In acknowledgement of the fact that NNPs have until now been outside the scope of UK capital gains tax, capital gains tax will only be payable on gains attributable to increases in value post 6 April 2013 as such, rebasing is available.
The mechanism for the rebasing and whether a formal application will have to be made to benefit from the rebasing should be clarified during the year.
The applicable rate of capital gains tax will be 28% with a tapering relief available where the value of the property falls just over the £2 million threshold.
Stamp Duty Land Tax (SDLT)
In addition to ATED and CGT, purchases of high value properties will be subject to a 15% rate of SDLT unless reliefs apply in which case it is reduced to 7%. Payment of the 7% rate will be conditional on the appropriate relief applying for three years following the purchase and the property not being occupied by a non-qualifying person in that time.
Reliefs are available to landlords who will rent to genuine third parties, property developers and others who use the property in a business.
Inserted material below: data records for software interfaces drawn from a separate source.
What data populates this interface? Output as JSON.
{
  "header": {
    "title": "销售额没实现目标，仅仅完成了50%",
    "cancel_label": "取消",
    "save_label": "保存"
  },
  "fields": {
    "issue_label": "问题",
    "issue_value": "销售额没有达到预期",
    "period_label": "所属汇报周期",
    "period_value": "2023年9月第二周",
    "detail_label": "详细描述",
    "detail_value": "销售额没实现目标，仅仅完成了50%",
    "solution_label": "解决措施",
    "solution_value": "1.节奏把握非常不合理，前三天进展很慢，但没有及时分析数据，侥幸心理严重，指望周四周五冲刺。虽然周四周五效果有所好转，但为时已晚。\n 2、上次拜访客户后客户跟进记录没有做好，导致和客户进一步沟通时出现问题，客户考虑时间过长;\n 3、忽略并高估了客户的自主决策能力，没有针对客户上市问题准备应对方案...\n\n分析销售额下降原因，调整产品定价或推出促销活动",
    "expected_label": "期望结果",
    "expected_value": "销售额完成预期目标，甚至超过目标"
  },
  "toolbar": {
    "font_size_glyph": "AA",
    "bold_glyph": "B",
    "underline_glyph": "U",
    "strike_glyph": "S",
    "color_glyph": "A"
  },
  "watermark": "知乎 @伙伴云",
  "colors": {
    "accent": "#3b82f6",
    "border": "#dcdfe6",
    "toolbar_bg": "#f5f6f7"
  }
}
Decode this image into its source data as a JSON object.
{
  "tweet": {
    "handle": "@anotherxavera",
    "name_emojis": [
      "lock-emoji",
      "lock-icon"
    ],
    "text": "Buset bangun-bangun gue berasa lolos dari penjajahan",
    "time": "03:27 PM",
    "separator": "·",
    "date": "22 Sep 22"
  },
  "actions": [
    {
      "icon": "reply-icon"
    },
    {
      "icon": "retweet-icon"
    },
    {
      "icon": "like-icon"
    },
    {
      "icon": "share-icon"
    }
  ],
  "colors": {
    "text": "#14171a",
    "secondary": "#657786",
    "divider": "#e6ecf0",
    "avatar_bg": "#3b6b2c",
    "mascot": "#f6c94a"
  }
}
The effect of this is that the ATED and capital gain tax charge are likely only to apply to owner occupied residential properties worth more than £2million.
Where the reliefs are available, a company structure may remain the most attractive option for most purchasers.
UK inheritance tax mitigation
For many foreign purchasers outright ownership will be attractive, but will give rise to UK inheritance tax exposure. However, this exposure to UK inheritance tax could be mitigated by borrowing secured by a mortgage which will depress the value of the property for example or;
Where borrowing is not considered to be a viable option, a Whole of Life Assurance policy could be purchased and placed in suitable trust to offset the anticipated inheritance tax exposure.
If a high value residential property owned by an NNP falls within the scope of ATED and, therefore, the new capital gains tax charges, the structure should be reviewed to determine if it remains cost effective and, if not, whether steps should be taken to restructure.